123456
234567
345678

Example file2:

234567
345678
456789

Result:

123456
456789

0

Get only the latest version of a file from across mutiple directories

 $ find . -name custlist\* | perl -ne '$path = $_; s?.*/??; $name = $_; $map{$name} = $path; ++$c; END { print $map{(sort(keys(%map)))[$c-1]} }'

— by Janos on Feb. 23, 2013, 4:23 p.m.

Explanation

The purpose of the one-liner is to find the the "latest" version of the custlist_*.xls file from among multiple versions in directories and sub-directories, for example:

./c/custlist_v1.003.xls
./c/custlist_v2.001.xls
./d/b/custlist_v1.001.xls
./d/custlist_v1.002.xls

Let's decompose the one-liner to the big steps:

  • find . -name custlist\* -- find the files matching the target pattern
  • ... | perl -ne '...' -- run perl, with the input wrapped around in a while loop so that each line in the input is set in the variable $_
  • $path = $_; s?.*/??; $name = $_; -- save the full path in $path, and cut off the subdirectory part to get to the base name of the file and save it in $name
  • $map{$name} = $path; -- build a mapping of $name to $path
  • ++$c; -- we count the elements, to use it later
  • (sort(keys(%map)))[$c-1] -- sort the keys of the map, and get the last element, which is custlist_v2.001.xls in this example
  • END { print $map{$last} }' -- at the end of all input data, print the path of the latest version of the file

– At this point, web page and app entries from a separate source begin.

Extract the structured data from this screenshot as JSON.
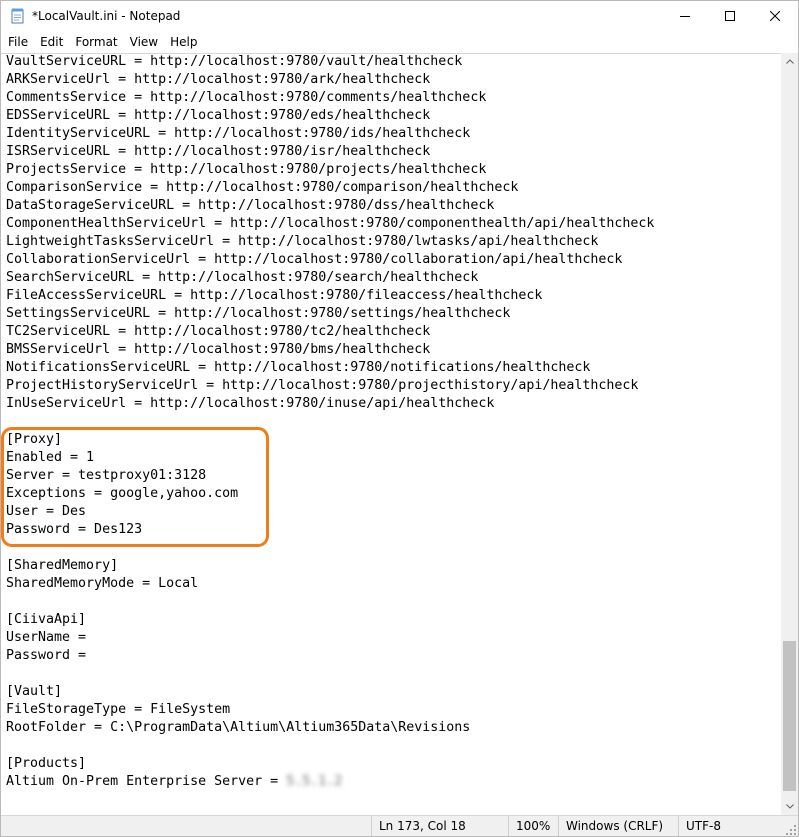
{
  "window": {
    "title": "*LocalVault.ini - Notepad",
    "icon": "notepad-icon",
    "controls": [
      "minimize-icon",
      "maximize-icon",
      "close-icon"
    ]
  },
  "menu": [
    "File",
    "Edit",
    "Format",
    "View",
    "Help"
  ],
  "editor": {
    "lines": [
      "VaultServiceURL = http://localhost:9780/vault/healthcheck",
      "ARKServiceUrl = http://localhost:9780/ark/healthcheck",
      "CommentsService = http://localhost:9780/comments/healthcheck",
      "EDSServiceURL = http://localhost:9780/eds/healthcheck",
      "IdentityServiceURL = http://localhost:9780/ids/healthcheck",
      "ISRServiceURL = http://localhost:9780/isr/healthcheck",
      "ProjectsService = http://localhost:9780/projects/healthcheck",
      "ComparisonService = http://localhost:9780/comparison/healthcheck",
      "DataStorageServiceURL = http://localhost:9780/dss/healthcheck",
      "ComponentHealthServiceUrl = http://localhost:9780/componenthealth/api/healthcheck",
      "LightweightTasksServiceUrl = http://localhost:9780/lwtasks/api/healthcheck",
      "CollaborationServiceUrl = http://localhost:9780/collaboration/api/healthcheck",
      "SearchServiceURL = http://localhost:9780/search/healthcheck",
      "FileAccessServiceURL = http://localhost:9780/fileaccess/healthcheck",
      "SettingsServiceURL = http://localhost:9780/settings/healthcheck",
      "TC2ServiceURL = http://localhost:9780/tc2/healthcheck",
      "BMSServiceUrl = http://localhost:9780/bms/healthcheck",
      "NotificationsServiceURL = http://localhost:9780/notifications/healthcheck",
      "ProjectHistoryServiceUrl = http://localhost:9780/projecthistory/api/healthcheck",
      "InUseServiceUrl = http://localhost:9780/inuse/api/healthcheck",
      "",
      "[Proxy]",
      "Enabled = 1",
      "Server = testproxy01:3128",
      "Exceptions = google,yahoo.com",
      "User = Des",
      "Password = Des123",
      "",
      "[SharedMemory]",
      "SharedMemoryMode = Local",
      "",
      "[CiivaApi]",
      "UserName = ",
      "Password = ",
      "",
      "[Vault]",
      "FileStorageType = FileSystem",
      "RootFolder = C:\\ProgramData\\Altium\\Altium365Data\\Revisions",
      "",
      "[Products]",
      "Altium On-Prem Enterprise Server = "
    ],
    "blurred_version": "5.5.1.2",
    "highlight_color": "#f07d1a"
  },
  "statusbar": {
    "position": "Ln 173, Col 18",
    "zoom": "100%",
    "line_ending": "Windows (CRLF)",
    "encoding": "UTF-8"
  }
}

Limitations

Even if the latest version of the file appears multiple times in the directories, the one-liner will print only one of the paths. This could be fixed though if needed.

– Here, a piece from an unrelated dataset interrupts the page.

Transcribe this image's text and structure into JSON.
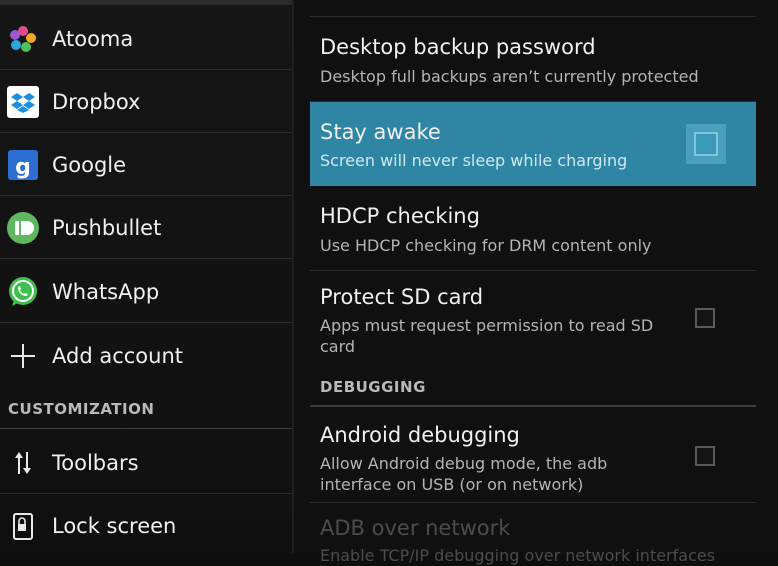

0

Recreate or update an existing zip file and remove files that do not exist anymore

 $ zip --filesync -r /path/to/out.zip /path/to/dir

— by Janos on Jan. 26, 2013, 8:48 p.m.

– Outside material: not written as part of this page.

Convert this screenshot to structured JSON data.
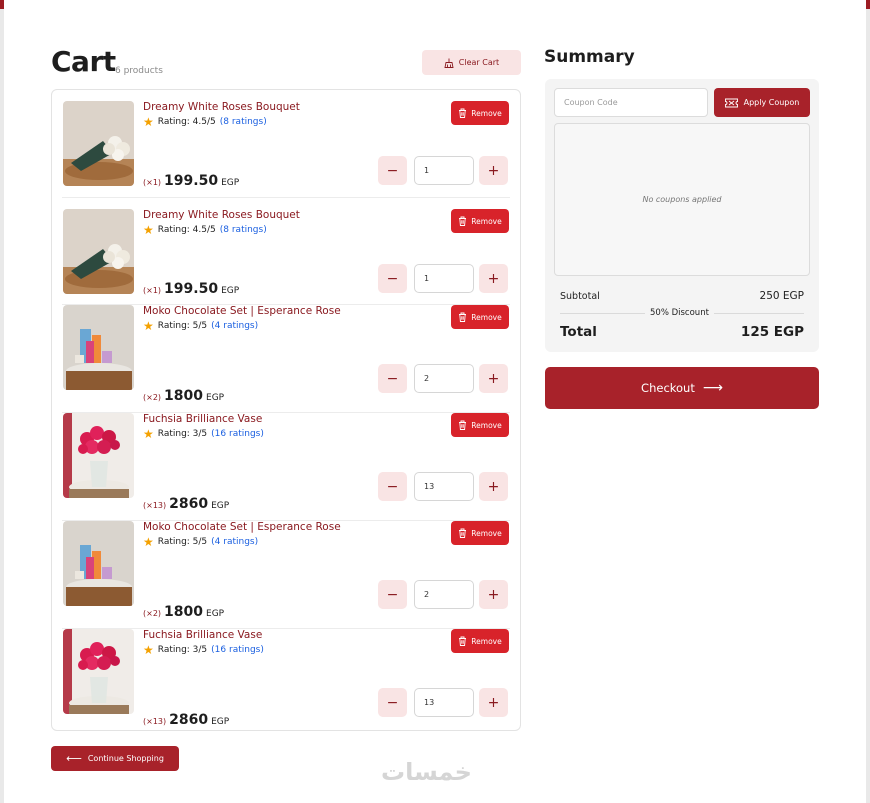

Explanation

zip does not have an explicit option to overwrite/recreate an existing zip file. If the specified destination file already exists, zip updates it. The problem is that files you did not specify to add to the zip but they already existed in the zip, will not be removed.

For example let's say you created a zip file from a directory with the command:

zip -r /path/to/out.zip /path/to/dir

Next you delete some files from the directory and repeat the command to recreate the zip. But that will not recreate the zip, it will only update it, and so the file you deleted from the directory will still be there in the zip.

One way to recreate the zip is to delete the file first. Another, better way is to use the --filesync or -FS flag. With this flag zip will remove files from the zip that do not exist anymore in the filesystem. This is more efficient than recreating the zip.